- Ao! I buried a copper pot full of gold in your oven. Treasure. And I want to dig it out, but as soon as I remember your cat - brrrr! - well. Let it be gone.
- Well, if you freeze, come. You can cook turnip, dandle children.
- No-no. I am afraid of cats. And I can’t even think of turnip. I’ve had enough of it.
So he went to the field, in the rain, barely dragging his heavy feet. Such a hapless poor guy.
And Yanka finished his work and went home. And only there did he remember that something in his stove was glittering, and the devil talked about some treasure.
He started digging in the stove - and here you are! - he dug out a huge burnt-out copper pot with gold and money. Like a flame, the light spread all over the house. It was so bright, so burning, so hot that everyone started to take off their clothes.
The devil still used to come in heavy frosts after that. Just asked for the cat to be locked in the pantry. He cooked cabbage soup for Yanka and dandled the children. From that time on, the proverb goes that "for those who are happy even the devil dandles the children".
Yanka made use of the devil’s treasure by building new houses, barns, hayloft, new stables for himself and the whole neighborhood. He planted the gardens, set up a mill.
All the peasants have forty sons and daughters, forty horses and oxen. And all the houses look like a bell. And in every house there is a basket on the window, in the sun. And in every basket there is a cat. And each cat has six kittens. What a joy!

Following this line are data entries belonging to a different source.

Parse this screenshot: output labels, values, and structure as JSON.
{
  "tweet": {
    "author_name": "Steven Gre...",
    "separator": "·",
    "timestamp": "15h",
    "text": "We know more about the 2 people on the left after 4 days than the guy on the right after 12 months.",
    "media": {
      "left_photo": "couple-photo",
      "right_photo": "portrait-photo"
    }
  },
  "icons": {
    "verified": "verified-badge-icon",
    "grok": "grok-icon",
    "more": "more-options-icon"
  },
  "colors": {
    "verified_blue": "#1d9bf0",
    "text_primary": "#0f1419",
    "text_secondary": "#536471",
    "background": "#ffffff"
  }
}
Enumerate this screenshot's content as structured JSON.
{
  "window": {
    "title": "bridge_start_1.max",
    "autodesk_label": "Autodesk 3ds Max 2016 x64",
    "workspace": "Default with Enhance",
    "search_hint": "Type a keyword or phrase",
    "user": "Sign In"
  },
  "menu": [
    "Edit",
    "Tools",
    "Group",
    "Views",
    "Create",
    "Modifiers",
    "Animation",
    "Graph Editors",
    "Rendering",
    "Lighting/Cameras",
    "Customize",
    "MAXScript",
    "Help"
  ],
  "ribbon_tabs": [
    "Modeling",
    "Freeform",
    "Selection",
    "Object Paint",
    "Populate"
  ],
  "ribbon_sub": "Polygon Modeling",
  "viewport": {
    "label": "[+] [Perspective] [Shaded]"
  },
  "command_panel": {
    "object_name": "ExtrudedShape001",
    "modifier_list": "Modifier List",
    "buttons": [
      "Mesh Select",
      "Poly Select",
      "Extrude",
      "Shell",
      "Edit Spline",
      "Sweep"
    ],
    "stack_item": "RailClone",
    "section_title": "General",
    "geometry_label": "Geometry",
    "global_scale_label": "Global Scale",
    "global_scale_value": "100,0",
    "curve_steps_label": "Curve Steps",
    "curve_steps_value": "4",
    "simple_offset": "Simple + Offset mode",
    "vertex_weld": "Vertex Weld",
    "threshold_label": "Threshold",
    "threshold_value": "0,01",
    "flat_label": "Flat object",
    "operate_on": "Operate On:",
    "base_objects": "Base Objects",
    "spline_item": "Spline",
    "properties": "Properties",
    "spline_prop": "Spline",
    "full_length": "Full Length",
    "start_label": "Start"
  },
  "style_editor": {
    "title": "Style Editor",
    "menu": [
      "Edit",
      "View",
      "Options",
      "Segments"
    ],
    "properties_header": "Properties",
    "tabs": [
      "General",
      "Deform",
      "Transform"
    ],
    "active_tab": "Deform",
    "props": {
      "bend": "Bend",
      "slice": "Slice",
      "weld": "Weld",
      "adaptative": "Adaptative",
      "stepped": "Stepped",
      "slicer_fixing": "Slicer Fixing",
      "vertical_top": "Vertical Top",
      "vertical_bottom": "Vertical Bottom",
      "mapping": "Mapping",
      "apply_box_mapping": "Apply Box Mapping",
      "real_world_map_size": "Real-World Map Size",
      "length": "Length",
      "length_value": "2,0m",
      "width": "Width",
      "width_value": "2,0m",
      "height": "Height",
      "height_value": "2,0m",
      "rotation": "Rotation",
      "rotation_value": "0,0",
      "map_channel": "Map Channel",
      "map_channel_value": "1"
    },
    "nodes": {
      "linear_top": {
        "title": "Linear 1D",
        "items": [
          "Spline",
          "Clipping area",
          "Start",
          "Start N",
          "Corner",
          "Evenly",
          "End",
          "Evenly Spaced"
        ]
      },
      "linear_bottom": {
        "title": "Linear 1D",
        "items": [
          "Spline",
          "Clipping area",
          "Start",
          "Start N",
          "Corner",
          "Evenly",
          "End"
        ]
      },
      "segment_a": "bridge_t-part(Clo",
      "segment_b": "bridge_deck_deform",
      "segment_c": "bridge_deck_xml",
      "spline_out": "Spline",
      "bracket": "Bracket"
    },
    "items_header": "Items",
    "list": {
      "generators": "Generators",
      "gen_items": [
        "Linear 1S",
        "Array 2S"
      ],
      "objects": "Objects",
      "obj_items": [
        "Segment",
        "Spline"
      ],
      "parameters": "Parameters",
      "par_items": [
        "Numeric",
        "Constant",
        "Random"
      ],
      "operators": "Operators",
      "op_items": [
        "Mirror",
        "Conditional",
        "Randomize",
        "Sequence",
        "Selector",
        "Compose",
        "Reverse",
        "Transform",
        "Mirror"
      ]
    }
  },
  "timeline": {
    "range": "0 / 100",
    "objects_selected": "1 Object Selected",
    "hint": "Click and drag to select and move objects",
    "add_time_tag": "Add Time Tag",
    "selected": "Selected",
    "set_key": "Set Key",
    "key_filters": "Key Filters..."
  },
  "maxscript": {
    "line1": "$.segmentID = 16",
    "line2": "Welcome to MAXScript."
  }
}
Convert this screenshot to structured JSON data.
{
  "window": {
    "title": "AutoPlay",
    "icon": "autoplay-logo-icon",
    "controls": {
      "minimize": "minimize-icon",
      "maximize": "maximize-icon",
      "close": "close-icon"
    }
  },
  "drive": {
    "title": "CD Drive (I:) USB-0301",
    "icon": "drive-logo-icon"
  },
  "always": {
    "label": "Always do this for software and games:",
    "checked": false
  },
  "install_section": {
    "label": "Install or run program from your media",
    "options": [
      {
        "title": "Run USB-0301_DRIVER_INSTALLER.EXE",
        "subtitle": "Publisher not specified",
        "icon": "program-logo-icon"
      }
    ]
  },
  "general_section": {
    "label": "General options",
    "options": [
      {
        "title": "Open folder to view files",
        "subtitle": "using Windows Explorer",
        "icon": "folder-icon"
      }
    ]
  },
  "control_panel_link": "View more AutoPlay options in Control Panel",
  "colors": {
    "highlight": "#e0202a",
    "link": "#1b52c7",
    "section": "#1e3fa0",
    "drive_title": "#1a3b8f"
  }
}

And so, if you live happily and safely, never tease a bear in the zoo and never throw anything at a cat, not even a handful of soft soil, to say nothing of a stone. After all, once. they did good to you and you feel nice today. And in general, do not throw anything at anyone and do not tease anyone.
In this case everyone will feel fine on this beautiful land, which lies a little closer than the Sun and a little further than the Moon. People will work, cats will purr, and bears will carry sweet stupas for you and all other children...
Вядома, што пры жыцці польскі кароль Стэфан Баторый так і не ўбачыў канчаткова дабудаванага Старога замка ў Гродне.
Маладыя муж і жонка нецярпліва чакалі з'яўлення ў іх сям'і дзіцяці.
Сустракаем восень правільна.